Given the practical and a priori intuitions about the PSR, the flexibility of the laws of nature, and the current standing of modern cosmology, it is likely that the universe has an external cause. The PSR is supported by intuitive notions of inquiry and is the driving force of science. It has never been falsified (not even by quantum physics) and provides good grounds for thinking that a contingently existent entity should be explained. The evidence from science and philosophical reflection makes it probable that the universe had an absolute beginning. Cosmological models attempting to prevent the beginning are not likely, and the BGV theorem (along with the Second Law of Thermodynamics) makes the prospects of avoiding a beginning low.
It seems reasonable to conclude that, given the contingent nature of space-time, the universe is dependent upon some cause outside of itself. Such an entity would explain the contingency of the universe’s existence. If one wants to deny this conclusion, then either the PSR must be rejected, or the universe must exist out of necessity; both alternatives seem improbable. What it is to be the cause of space-time needs further development, but to bring about the state of affairs constituting all of physical reality seems to be a uniquely powerful and metaphysical concept.
 Alexander R. Pruss and Joshua L. Rasmussen, “An Argument from Contingency,” in Necessary Existence (New York: Oxford University Press, 2018), 40.
 Peter J. Bussey, “God as First Cause – a Review of The Kalam Argument,” Science & Christian Belief 25, no. 1 (April 2013): 19-20, http://search.ebscohost.com/login.aspx?direct=true&db=aqh&AN=86934668&site=eds-live&scope=site.
 Michael Shermer, “The Grandest of Questions: Why Is There Something Rather Than Nothing,” Skeptic 23, no. 4 (2018): 13-15, http://search.ebscohost.com/login.aspx?direct=true&db=edsgao&AN=edsgcl.569823206&site=eds-live&scope=site.
 Bussey, 19-20.
 Bussey, 20.
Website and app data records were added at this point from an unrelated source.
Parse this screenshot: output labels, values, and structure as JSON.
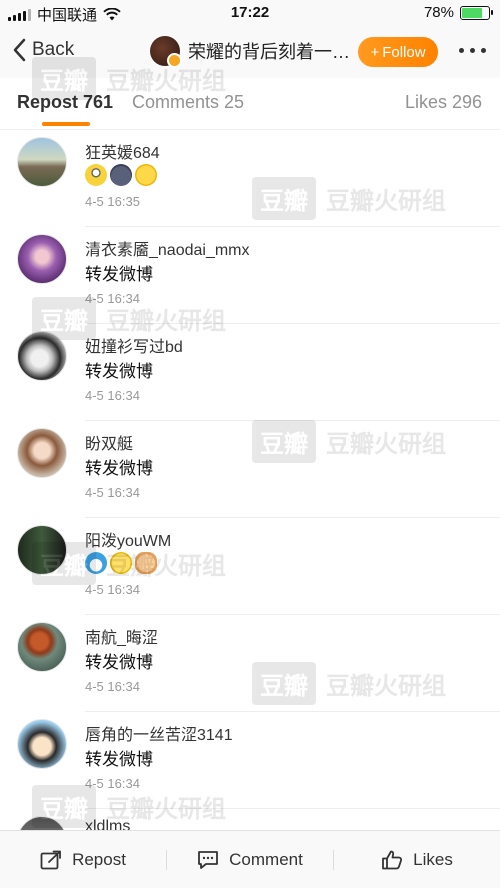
{
  "status_bar": {
    "carrier": "中国联通",
    "time": "17:22",
    "battery_percent": "78%",
    "battery_level": 0.78
  },
  "nav": {
    "back_label": "Back",
    "title": "荣耀的背后刻着一道孤独",
    "follow_label": "Follow",
    "follow_plus": "+"
  },
  "tabs": {
    "repost": "Repost 761",
    "comments": "Comments 25",
    "likes": "Likes 296"
  },
  "watermark": {
    "box": "豆瓣",
    "text": "豆瓣火研组"
  },
  "reposts": [
    {
      "name": "狂英媛684",
      "content": "",
      "emojis": [
        "minion-emoji",
        "cat-emoji",
        "grin-emoji"
      ],
      "time": "4-5 16:35"
    },
    {
      "name": "清衣素靥_naodai_mmx",
      "content": "转发微博",
      "emojis": [],
      "time": "4-5 16:34"
    },
    {
      "name": "妞撞衫写过bd",
      "content": "转发微博",
      "emojis": [],
      "time": "4-5 16:34"
    },
    {
      "name": "盼双艇",
      "content": "转发微博",
      "emojis": [],
      "time": "4-5 16:34"
    },
    {
      "name": "阳泼youWM",
      "content": "",
      "emojis": [
        "doraemon-emoji",
        "dizzy-emoji",
        "fist-emoji"
      ],
      "time": "4-5 16:34"
    },
    {
      "name": "南航_晦涩",
      "content": "转发微博",
      "emojis": [],
      "time": "4-5 16:34"
    },
    {
      "name": "唇角的一丝苦涩3141",
      "content": "转发微博",
      "emojis": [],
      "time": "4-5 16:34"
    },
    {
      "name": "xldlms",
      "content": "",
      "emojis": [],
      "time": ""
    }
  ],
  "bottom_bar": {
    "repost": "Repost",
    "comment": "Comment",
    "likes": "Likes"
  },
  "colors": {
    "accent": "#ff8200",
    "battery": "#4cd964"
  }
}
 Alexander R. Pruss, “The Anti-theological Argument That There Are No Necessary Beings,” in The Principle of Sufficient Reason: A Reassessment (New York: Cambridge University Press, 2010), 94.
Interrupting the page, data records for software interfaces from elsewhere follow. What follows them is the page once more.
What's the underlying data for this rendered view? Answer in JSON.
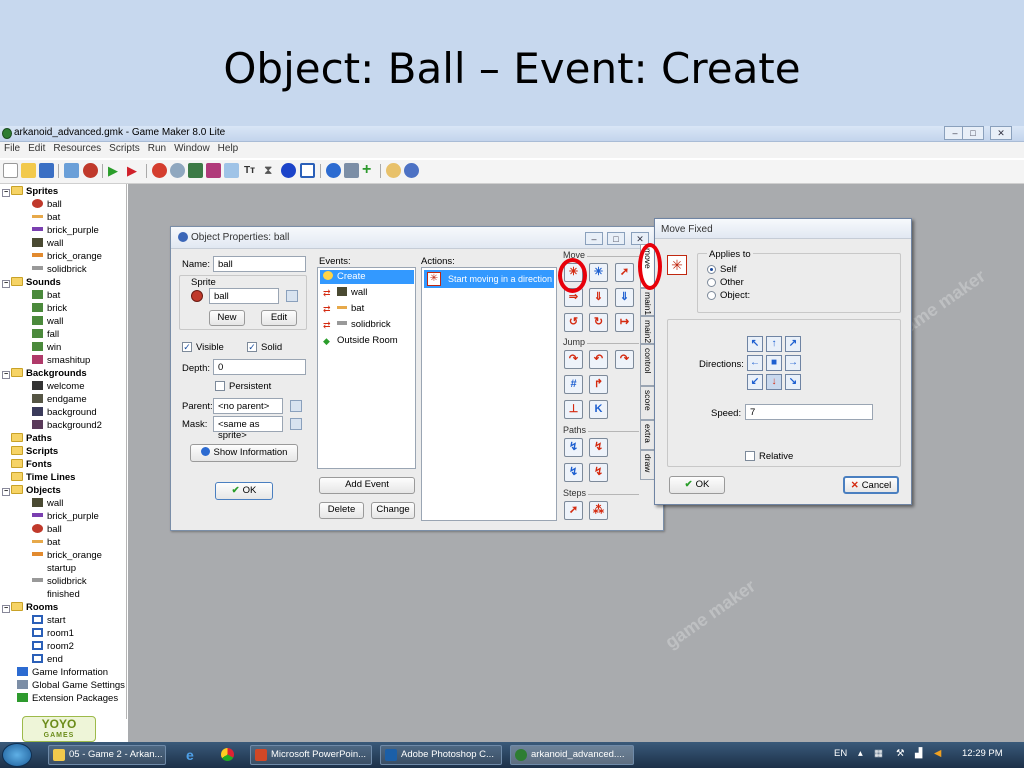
{
  "slide": {
    "title": "Object: Ball – Event: Create"
  },
  "window": {
    "title": "arkanoid_advanced.gmk - Game Maker 8.0 Lite",
    "menus": [
      "File",
      "Edit",
      "Resources",
      "Scripts",
      "Run",
      "Window",
      "Help"
    ],
    "controls": [
      "minimize",
      "maximize",
      "close"
    ]
  },
  "toolbar": {
    "icons": [
      "new-file-icon",
      "open-folder-icon",
      "save-icon",
      "create-exe-icon",
      "publish-icon",
      "run-icon",
      "run-debug-icon",
      "add-sprite-icon",
      "add-sound-icon",
      "add-background-icon",
      "add-path-icon",
      "add-script-icon",
      "add-font-icon",
      "add-timeline-icon",
      "add-object-icon",
      "add-room-icon",
      "game-information-icon",
      "global-settings-icon",
      "extension-packages-icon",
      "manual-icon",
      "help-icon"
    ]
  },
  "tree": {
    "sprites": {
      "label": "Sprites",
      "items": [
        "ball",
        "bat",
        "brick_purple",
        "wall",
        "brick_orange",
        "solidbrick"
      ]
    },
    "sounds": {
      "label": "Sounds",
      "items": [
        "bat",
        "brick",
        "wall",
        "fall",
        "win",
        "smashitup"
      ]
    },
    "backgrounds": {
      "label": "Backgrounds",
      "items": [
        "welcome",
        "endgame",
        "background",
        "background2"
      ]
    },
    "paths": "Paths",
    "scripts": "Scripts",
    "fonts": "Fonts",
    "timelines": "Time Lines",
    "objects": {
      "label": "Objects",
      "items": [
        "wall",
        "brick_purple",
        "ball",
        "bat",
        "brick_orange",
        "startup",
        "solidbrick",
        "finished"
      ]
    },
    "rooms": {
      "label": "Rooms",
      "items": [
        "start",
        "room1",
        "room2",
        "end"
      ]
    },
    "extras": [
      "Game Information",
      "Global Game Settings",
      "Extension Packages"
    ]
  },
  "logo": {
    "main": "YOYO",
    "sub": "GAMES"
  },
  "object_properties": {
    "title": "Object Properties: ball",
    "name_label": "Name:",
    "name_value": "ball",
    "sprite_label": "Sprite",
    "sprite_value": "ball",
    "new_button": "New",
    "edit_button": "Edit",
    "visible_label": "Visible",
    "visible_checked": true,
    "solid_label": "Solid",
    "solid_checked": true,
    "depth_label": "Depth:",
    "depth_value": "0",
    "persistent_label": "Persistent",
    "persistent_checked": false,
    "parent_label": "Parent:",
    "parent_value": "<no parent>",
    "mask_label": "Mask:",
    "mask_value": "<same as sprite>",
    "show_info_button": "Show Information",
    "ok_button": "OK",
    "events_label": "Events:",
    "events": [
      "Create",
      "wall",
      "bat",
      "solidbrick",
      "Outside Room"
    ],
    "selected_event": "Create",
    "add_event_button": "Add Event",
    "delete_button": "Delete",
    "change_button": "Change",
    "actions_label": "Actions:",
    "actions": [
      "Start moving in a direction"
    ]
  },
  "palette": {
    "groups": [
      "Move",
      "Jump",
      "Paths",
      "Steps"
    ],
    "tabs": [
      "move",
      "main1",
      "main2",
      "control",
      "score",
      "extra",
      "draw"
    ],
    "active_tab": "move"
  },
  "move_fixed": {
    "title": "Move Fixed",
    "applies_to_label": "Applies to",
    "applies_options": [
      "Self",
      "Other",
      "Object:"
    ],
    "applies_selected": "Self",
    "directions_label": "Directions:",
    "selected_directions": [
      "down"
    ],
    "speed_label": "Speed:",
    "speed_value": "7",
    "relative_label": "Relative",
    "relative_checked": false,
    "ok_button": "OK",
    "cancel_button": "Cancel"
  },
  "taskbar": {
    "tasks": [
      "05 - Game 2 - Arkan...",
      "Microsoft PowerPoin...",
      "Adobe Photoshop C...",
      "arkanoid_advanced...."
    ],
    "language": "EN",
    "time": "12:29 PM"
  },
  "colors": {
    "slide_banner": "#c7d8ee",
    "workspace": "#a9abae",
    "selection": "#3399ff",
    "highlight_circle": "#e8000a"
  }
}
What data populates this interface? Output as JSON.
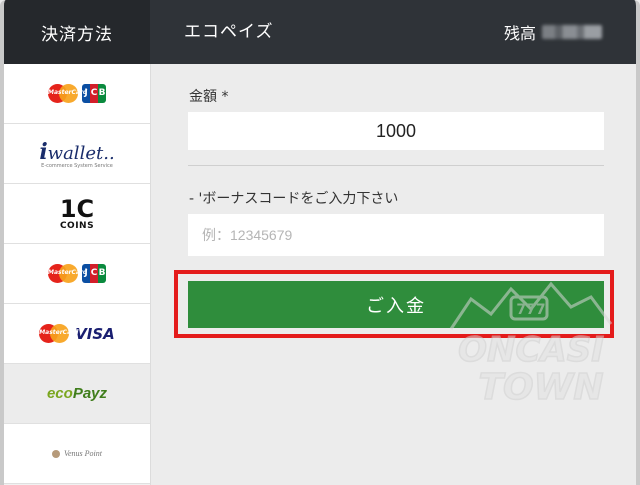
{
  "header": {
    "left_label": "決済方法",
    "title": "エコペイズ",
    "balance_label": "残高"
  },
  "sidebar": {
    "items": [
      {
        "icon": "mastercard-jcb-icon",
        "label": "MasterCard"
      },
      {
        "icon": "iwallet-icon",
        "label": "wallet",
        "sub": "E-commerce System Service"
      },
      {
        "icon": "coins-icon",
        "label": "COINS"
      },
      {
        "icon": "mastercard-jcb-icon",
        "label": "MasterCard"
      },
      {
        "icon": "mastercard-visa-icon",
        "label": "VISA"
      },
      {
        "icon": "ecopayz-icon",
        "label_a": "eco",
        "label_b": "Payz"
      },
      {
        "icon": "venuspoint-icon",
        "label": "Venus Point"
      }
    ]
  },
  "form": {
    "amount_label": "金額 *",
    "amount_value": "1000",
    "bonus_label": "- 'ボーナスコードをご入力下さい",
    "bonus_placeholder": "例：12345679",
    "deposit_label": "ご入金"
  },
  "watermark": {
    "line1": "ONCASI",
    "line2": "TOWN"
  },
  "colors": {
    "header_bg": "#2f3338",
    "header_left_bg": "#25282c",
    "button_green": "#2f8d3c",
    "highlight_red": "#e41b1b",
    "ecopayz_green": "#7aa61f"
  }
}
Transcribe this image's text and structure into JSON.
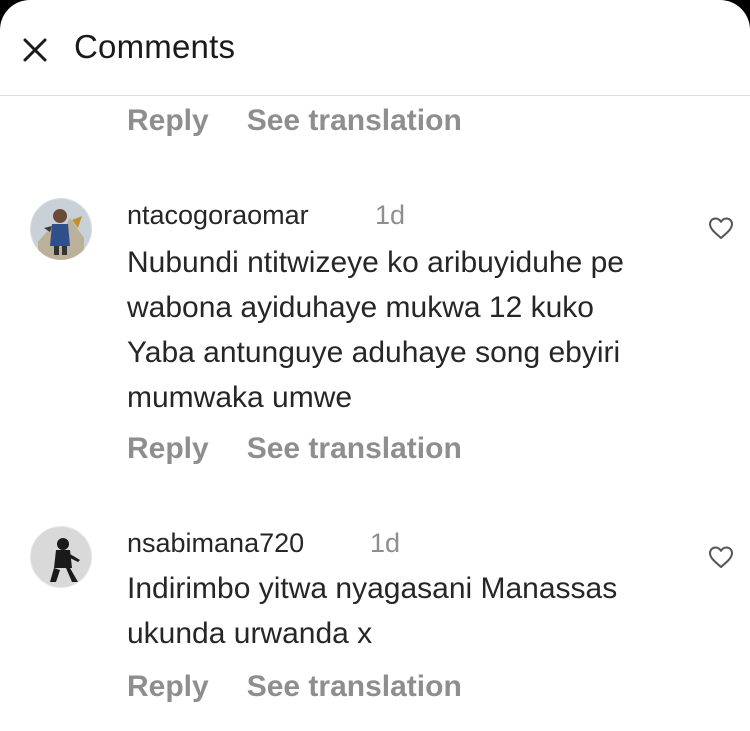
{
  "header": {
    "title": "Comments",
    "close_icon": "close-icon"
  },
  "top_actions": {
    "reply": "Reply",
    "see_translation": "See translation"
  },
  "comments": [
    {
      "username": "ntacogoraomar",
      "time": "1d",
      "lines": [
        "Nubundi ntitwizeye ko aribuyiduhe pe",
        "wabona ayiduhaye mukwa 12 kuko",
        "Yaba antunguye aduhaye song ebyiri",
        "mumwaka umwe"
      ],
      "reply": "Reply",
      "see_translation": "See translation"
    },
    {
      "username": "nsabimana720",
      "time": "1d",
      "lines": [
        "Indirimbo yitwa nyagasani Manassas",
        "ukunda urwanda x"
      ],
      "reply": "Reply",
      "see_translation": "See translation"
    }
  ],
  "colors": {
    "text": "#262626",
    "secondary": "#8e8e8e",
    "divider": "#dcdcdc"
  }
}
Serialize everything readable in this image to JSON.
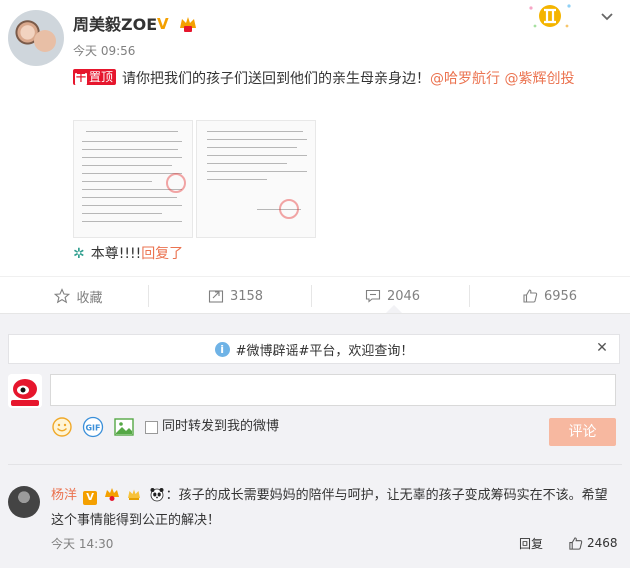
{
  "post": {
    "username": "周美毅ZOE",
    "timestamp": "今天 09:56",
    "pin_label": "置顶",
    "text_main": "请你把我们的孩子们送回到他们的亲生母亲身边！",
    "mentions": [
      "@哈罗航行",
      "@紫辉创投"
    ],
    "repost_prefix": "本尊!!!!",
    "repost_link": "回复了"
  },
  "actions": {
    "favorite_label": "收藏",
    "repost_count": "3158",
    "comment_count": "2046",
    "like_count": "6956"
  },
  "comments": {
    "rumor_notice": "#微博辟谣#平台，欢迎查询！",
    "sync_label": "同时转发到我的微博",
    "submit_label": "评论",
    "input_value": "",
    "items": [
      {
        "user": "杨洋",
        "content": "：孩子的成长需要妈妈的陪伴与呵护，让无辜的孩子变成筹码实在不该。希望这个事情能得到公正的解决！",
        "time": "今天 14:30",
        "reply_label": "回复",
        "likes": "2468"
      }
    ]
  },
  "colors": {
    "accent": "#eb7350",
    "pin_red": "#e6162d",
    "verified_gold": "#f4a000",
    "comment_btn": "#f7b8a0",
    "panel_bg": "#f2f2f5"
  },
  "icons": [
    "v-verified-icon",
    "vip-crown-icon",
    "gemini-zodiac-icon",
    "chevron-down-icon",
    "star-icon",
    "repost-icon",
    "comment-icon",
    "like-icon",
    "info-icon",
    "close-icon",
    "emoji-icon",
    "gif-icon",
    "image-icon"
  ]
}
 Shermer, 8-9.
 Shermer, 8.
 Jacobus Erasmus and Anne Hendrik Verhoef, “The Kalam Cosmological Argument and the Infinite God Objection,” Sophia: International Journal of Philosophy and Traditions 54, no. 4 (2015): 412, doi:10.1007/s11841-015-0460-6.
 William Lane Craig, “Graham Oppy on The Kalām Cosmological Argument.” In The Kalām Cosmological Argument, vol. 1, ed. Paul Copan and William Lane Craig, (New York: Bloomsbury Academic, 2018), 159-60.
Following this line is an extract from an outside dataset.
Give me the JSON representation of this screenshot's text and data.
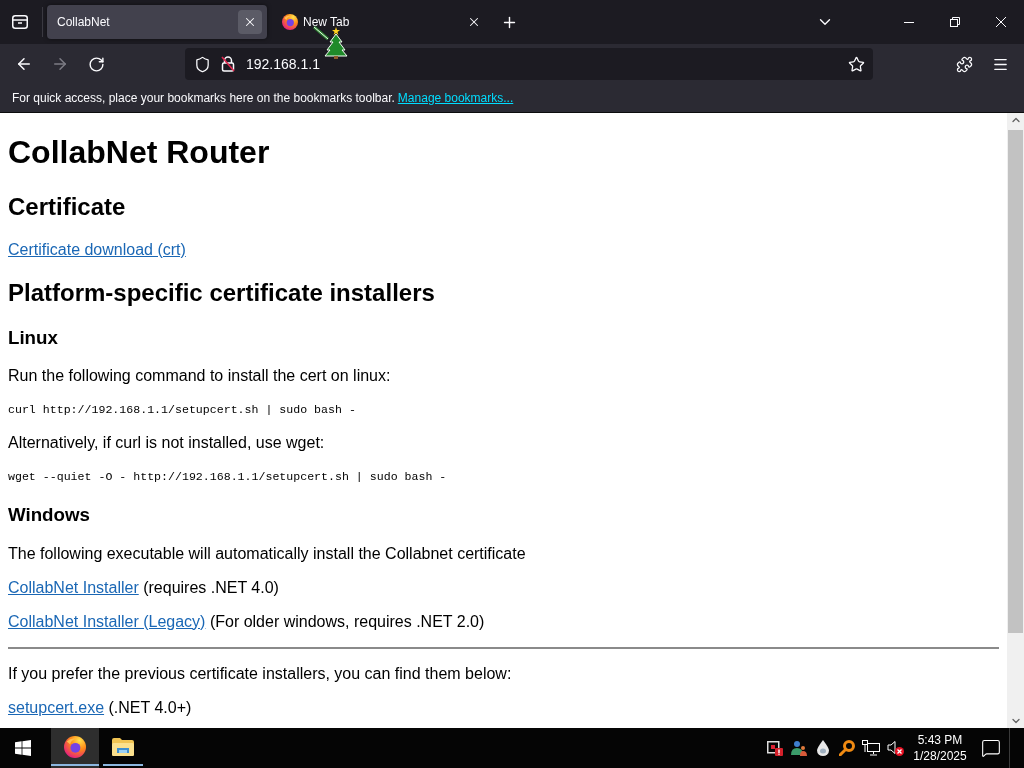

 Graham Oppy, “Craig and The Kalām Arguments.” In The Kalām Cosmological Argument, vol. 1, ed. Paul Copan and William Lane Craig, (New York: Bloomsbury Academic, 2018), 140.
 Oppy, 141.
 Alexander Vilenkin, “The Beginning of The Universe.” In The Kalām Cosmological Argument, vol. 2, ed. Paul Copan and William Lane Craig (New York: Bloomsbury Academic, 2018), 150-51.
 Vilenkin, 150.
 Vilenkin, 152.
 Vilenkin 152.
 Vilenkin, 152-53.
 Vilenkin, 153.
 Vilenkin, 153.
 Aaron C. Wall, “The Generalized Second Law Implies a Quantum Singularity Theorem.” In The Kalām Cosmological Argument, vol. 2, ed. Paul Copan and William Lane Craig, (New York: Bloomsbury Academic, 2018), 286-87.
 Vilenkin 153.
 Vilenkin, 153.